_Source data_
—————
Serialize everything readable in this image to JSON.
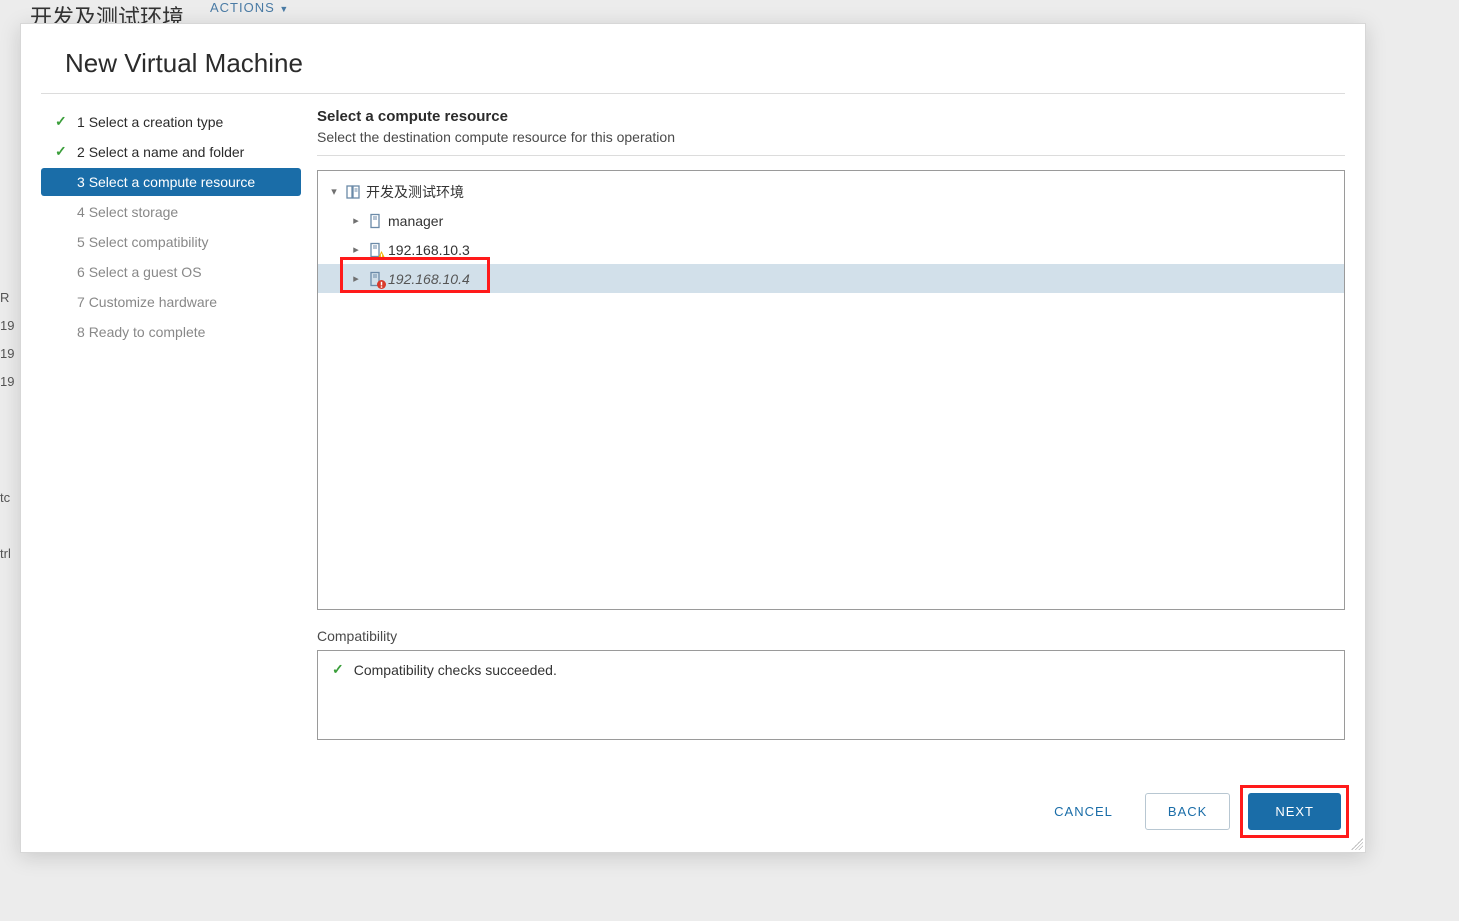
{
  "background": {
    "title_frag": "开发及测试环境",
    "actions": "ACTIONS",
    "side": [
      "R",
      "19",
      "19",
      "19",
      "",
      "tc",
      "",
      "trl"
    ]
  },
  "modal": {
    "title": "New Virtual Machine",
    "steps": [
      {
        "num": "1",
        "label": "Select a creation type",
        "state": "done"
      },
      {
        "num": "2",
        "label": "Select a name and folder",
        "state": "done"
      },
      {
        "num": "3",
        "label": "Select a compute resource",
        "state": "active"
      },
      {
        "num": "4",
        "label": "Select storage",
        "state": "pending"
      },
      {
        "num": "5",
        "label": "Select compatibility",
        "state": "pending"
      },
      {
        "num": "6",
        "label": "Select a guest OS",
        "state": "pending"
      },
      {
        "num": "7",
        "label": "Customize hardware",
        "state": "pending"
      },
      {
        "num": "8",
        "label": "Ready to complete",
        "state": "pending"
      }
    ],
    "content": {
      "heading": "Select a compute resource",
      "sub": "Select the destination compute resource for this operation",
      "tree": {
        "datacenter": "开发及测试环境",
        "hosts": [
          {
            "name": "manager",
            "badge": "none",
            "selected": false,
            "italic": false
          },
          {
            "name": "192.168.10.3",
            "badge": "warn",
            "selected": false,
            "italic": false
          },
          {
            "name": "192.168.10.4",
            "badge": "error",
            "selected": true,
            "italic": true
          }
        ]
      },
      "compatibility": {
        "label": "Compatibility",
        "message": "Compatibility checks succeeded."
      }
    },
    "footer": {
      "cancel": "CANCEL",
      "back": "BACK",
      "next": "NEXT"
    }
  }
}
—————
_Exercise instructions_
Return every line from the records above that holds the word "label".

_Response to the exercise_
        "label": "Select a creation type",
        "label": "Select a name and folder",
        "label": "Select a compute resource",
        "label": "Select storage",
        "label": "Select compatibility",
        "label": "Select a guest OS",
        "label": "Customize hardware",
        "label": "Ready to complete",
        "label": "Compatibility",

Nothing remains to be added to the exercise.